When taken in historical context, The Luminol Reels is as significant now as it could have been fifty years ago. Neither society nor the church has rid itself of misogyny and discrimination. Gender violence has entered the spotlight as new media exposes rape and abuse in Majority World countries. This development helps focus the public’s attention on events like the Isla Vista killing spree of May 23, 2014, perpetrated by 22-year old Elliot Rodger, who left both video evidence and an autobiographical manuscript explaining his motive for murdering seven people and injuring thirteen. According to Rodger, his destructive rampage resulted from frustration about being a virgin who had never been kissed. He also stated that women deserved punishment for not having paid him attention, much less sleeping with him.
The Luminol Reels shows disparity and injustice via the spilling of blood. Instead of a straightforward angry protest against sexism, a clear presentation of feminist ideals, or the construction of an academic discourse against patriarchy, the stories present situations that, while sadistic and gut-wrenching, approximate real life to an uncomfortable degree. These narratives are anchored in reality. They deal with everyday occurrences like the role media plays in the (re)construction of gender roles, women owing beauty to men, women existing primarily as purveyors of sexual pleasure for men, and the dismissal of inequality based on the fact that women are allowed to participate in a patriarchal society.
Ultimately, The Luminol Reels turns the tables on the instructions women are given and offers advice and warnings. In fact, in a roundabout way, it calls for an aggressive, destructive rebellion, especially in pieces like “Jewel Saint”
If you use the oven terminally, you become a jewel saint.
This reel is a compilation of all the gassings. The oven is wiped clean, silver. Stop motion poisons leak from it.
If you look deep into the mouth of the oven, you can see death, the apocalypse, violence.
You can be in the metal tunnel.
Throw the following items into the flames: water, glitter, oil, food.
The flames will change colour and sputter.
Blow out the flames on your sweet sixteen and lie down.

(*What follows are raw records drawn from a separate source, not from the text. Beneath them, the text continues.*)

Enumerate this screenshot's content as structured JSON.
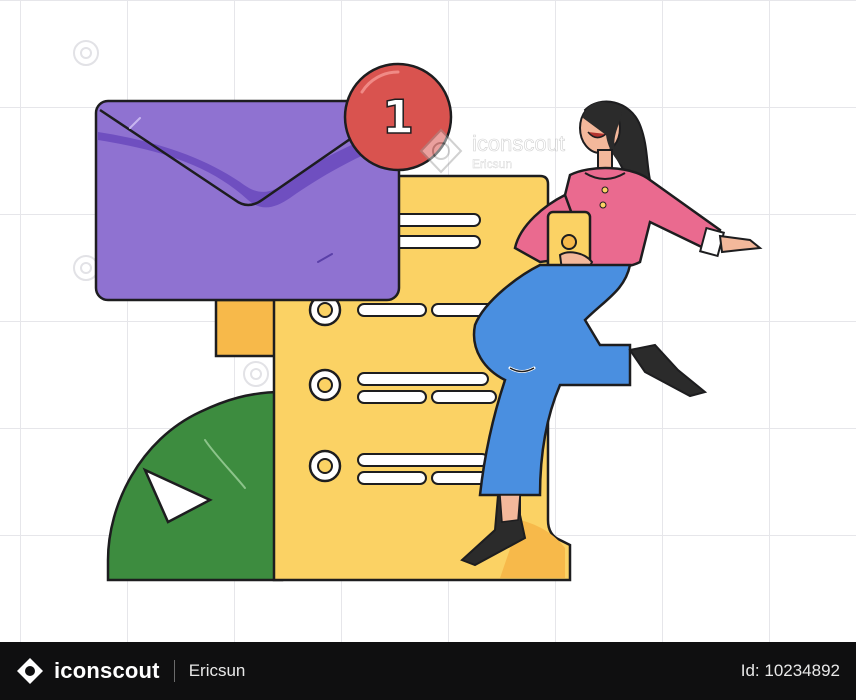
{
  "badge": {
    "count": "1",
    "color": "#d9534f"
  },
  "colors": {
    "envelope": "#8f72d1",
    "envelope_dark": "#6f4fc0",
    "document": "#fbd264",
    "document_back": "#f7b94a",
    "leaf": "#3d8c3f",
    "sweater": "#ea6a8f",
    "jeans": "#4a8fe0",
    "hair": "#2b2b2b",
    "outline": "#1d1d1f"
  },
  "watermark": {
    "brand": "iconscout",
    "author": "Ericsun"
  },
  "footer": {
    "brand": "iconscout",
    "author": "Ericsun",
    "asset_id": "Id: 10234892"
  }
}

Given the multiplicity of venues that could have been explored when it comes to gender and violence, perhaps The Luminol Reel’s only shortcoming is its length, coming in at a mere one hundred pages. But its brevity guards against any dilution of its condensed discourse. Every word counts. This powerful collection slashes unapologetically at the injustices and violence perpetrated against women across geographical and ideological borders, forcing us all to examine our own complicity in these ubiquitous crimes, and making a compelling argument against the silence with which we welcome institutionalized sexism. This short text also shines a light on the nexus between religion and women, a nuanced space that, when it evolves, does so much slower than the cultures it’s enmeshed in. This vigorous push for the (re)consideration of gender roles makes The Luminol Reels a strong testament about inequality and a book with a depth that belies its thin spine.